▶ **DIRECTIONS**
Please restate every entry exactly. Leave out the pictures.

▶ **THE DATA**
____

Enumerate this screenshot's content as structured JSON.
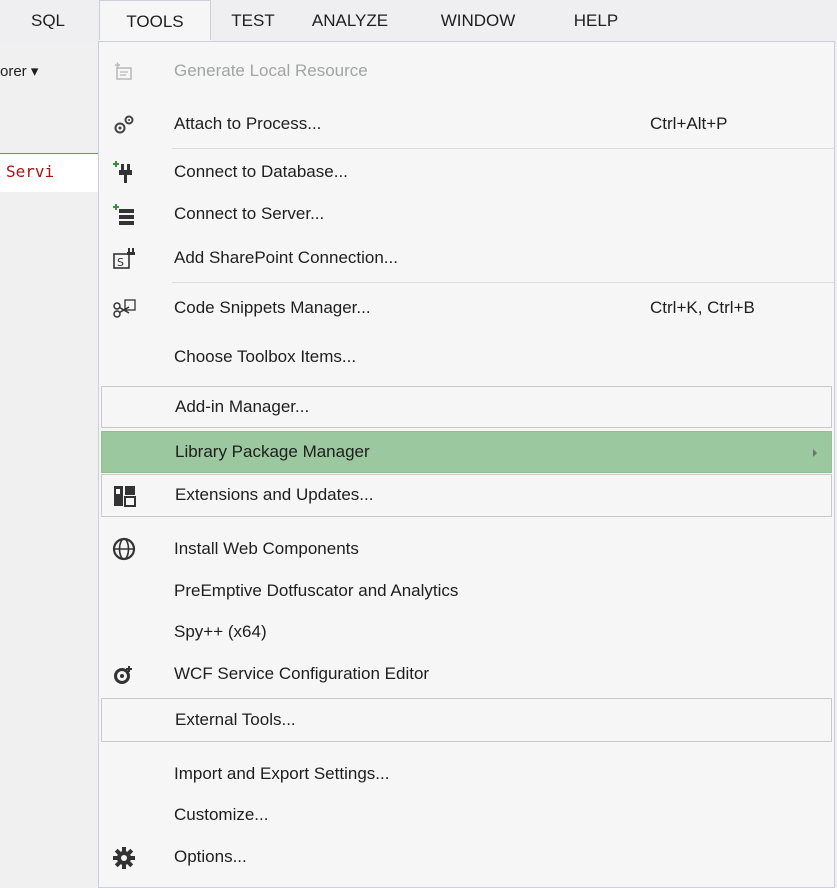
{
  "menubar": {
    "items": [
      {
        "label": "SQL"
      },
      {
        "label": "TOOLS"
      },
      {
        "label": "TEST"
      },
      {
        "label": "ANALYZE"
      },
      {
        "label": "WINDOW"
      },
      {
        "label": "HELP"
      }
    ]
  },
  "background": {
    "toolbar_text": "orer ▾",
    "code_text": "Servi"
  },
  "menu": {
    "items": [
      {
        "label": "Generate Local Resource",
        "icon": "resource-icon",
        "disabled": true
      },
      {
        "label": "Attach to Process...",
        "shortcut": "Ctrl+Alt+P",
        "icon": "gears-icon"
      },
      {
        "label": "Connect to Database...",
        "icon": "database-connect-icon"
      },
      {
        "label": "Connect to Server...",
        "icon": "server-connect-icon"
      },
      {
        "label": "Add SharePoint Connection...",
        "icon": "sharepoint-icon"
      },
      {
        "label": "Code Snippets Manager...",
        "shortcut": "Ctrl+K, Ctrl+B",
        "icon": "snippets-icon"
      },
      {
        "label": "Choose Toolbox Items..."
      },
      {
        "label": "Add-in Manager..."
      },
      {
        "label": "Library Package Manager",
        "submenu": true,
        "highlighted": true
      },
      {
        "label": "Extensions and Updates...",
        "icon": "extensions-icon"
      },
      {
        "label": "Install Web Components",
        "icon": "web-components-icon"
      },
      {
        "label": "PreEmptive Dotfuscator and Analytics"
      },
      {
        "label": "Spy++ (x64)"
      },
      {
        "label": "WCF Service Configuration Editor",
        "icon": "wcf-config-icon"
      },
      {
        "label": "External Tools..."
      },
      {
        "label": "Import and Export Settings..."
      },
      {
        "label": "Customize..."
      },
      {
        "label": "Options...",
        "icon": "gear-icon"
      }
    ]
  },
  "colors": {
    "highlight": "#9cc8a0",
    "disabled_text": "#a2a4a5",
    "code_red": "#a31515"
  }
}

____

▶ **REPLY**
Enumerate this screenshot's content as structured JSON.
{
  "menubar": {
    "items": [
      {
        "label": "SQL"
      },
      {
        "label": "TOOLS"
      },
      {
        "label": "TEST"
      },
      {
        "label": "ANALYZE"
      },
      {
        "label": "WINDOW"
      },
      {
        "label": "HELP"
      }
    ]
  },
  "background": {
    "toolbar_text": "orer ▾",
    "code_text": "Servi"
  },
  "menu": {
    "items": [
      {
        "label": "Generate Local Resource",
        "icon": "resource-icon",
        "disabled": true
      },
      {
        "label": "Attach to Process...",
        "shortcut": "Ctrl+Alt+P",
        "icon": "gears-icon"
      },
      {
        "label": "Connect to Database...",
        "icon": "database-connect-icon"
      },
      {
        "label": "Connect to Server...",
        "icon": "server-connect-icon"
      },
      {
        "label": "Add SharePoint Connection...",
        "icon": "sharepoint-icon"
      },
      {
        "label": "Code Snippets Manager...",
        "shortcut": "Ctrl+K, Ctrl+B",
        "icon": "snippets-icon"
      },
      {
        "label": "Choose Toolbox Items..."
      },
      {
        "label": "Add-in Manager..."
      },
      {
        "label": "Library Package Manager",
        "submenu": true,
        "highlighted": true
      },
      {
        "label": "Extensions and Updates...",
        "icon": "extensions-icon"
      },
      {
        "label": "Install Web Components",
        "icon": "web-components-icon"
      },
      {
        "label": "PreEmptive Dotfuscator and Analytics"
      },
      {
        "label": "Spy++ (x64)"
      },
      {
        "label": "WCF Service Configuration Editor",
        "icon": "wcf-config-icon"
      },
      {
        "label": "External Tools..."
      },
      {
        "label": "Import and Export Settings..."
      },
      {
        "label": "Customize..."
      },
      {
        "label": "Options...",
        "icon": "gear-icon"
      }
    ]
  },
  "colors": {
    "highlight": "#9cc8a0",
    "disabled_text": "#a2a4a5",
    "code_red": "#a31515"
  }
}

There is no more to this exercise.